** RAW DATA follows **

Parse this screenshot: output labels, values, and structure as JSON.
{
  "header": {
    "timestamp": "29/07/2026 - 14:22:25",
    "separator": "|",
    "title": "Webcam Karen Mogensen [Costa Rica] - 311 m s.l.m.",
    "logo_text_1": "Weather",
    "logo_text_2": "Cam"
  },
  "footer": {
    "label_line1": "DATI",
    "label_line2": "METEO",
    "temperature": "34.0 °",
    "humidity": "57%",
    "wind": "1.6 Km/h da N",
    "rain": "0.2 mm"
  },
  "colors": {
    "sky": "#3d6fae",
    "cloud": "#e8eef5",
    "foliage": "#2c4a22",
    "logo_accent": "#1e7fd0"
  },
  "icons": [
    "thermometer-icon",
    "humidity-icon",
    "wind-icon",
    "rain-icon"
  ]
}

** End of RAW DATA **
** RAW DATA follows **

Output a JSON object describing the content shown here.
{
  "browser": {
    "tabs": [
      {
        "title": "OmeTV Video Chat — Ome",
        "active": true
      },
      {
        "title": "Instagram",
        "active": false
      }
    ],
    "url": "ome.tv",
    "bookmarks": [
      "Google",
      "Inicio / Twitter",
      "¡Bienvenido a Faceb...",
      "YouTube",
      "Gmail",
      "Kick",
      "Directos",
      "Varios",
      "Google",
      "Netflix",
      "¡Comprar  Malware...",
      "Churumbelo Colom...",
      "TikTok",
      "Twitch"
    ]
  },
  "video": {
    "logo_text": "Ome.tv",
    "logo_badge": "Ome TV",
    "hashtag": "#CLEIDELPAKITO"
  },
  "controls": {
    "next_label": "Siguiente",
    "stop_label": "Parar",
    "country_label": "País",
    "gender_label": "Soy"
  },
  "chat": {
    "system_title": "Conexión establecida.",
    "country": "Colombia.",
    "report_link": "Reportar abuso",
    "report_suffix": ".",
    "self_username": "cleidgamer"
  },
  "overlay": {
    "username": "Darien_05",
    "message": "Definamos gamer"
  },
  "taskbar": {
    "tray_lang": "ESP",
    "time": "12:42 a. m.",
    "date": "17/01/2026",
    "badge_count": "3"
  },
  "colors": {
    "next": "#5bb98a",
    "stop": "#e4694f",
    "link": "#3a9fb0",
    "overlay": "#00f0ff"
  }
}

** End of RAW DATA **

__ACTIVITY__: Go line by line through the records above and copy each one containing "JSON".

__EXERCISE SOLUTION__:
Parse this screenshot: output labels, values, and structure as JSON.
Output a JSON object describing the content shown here.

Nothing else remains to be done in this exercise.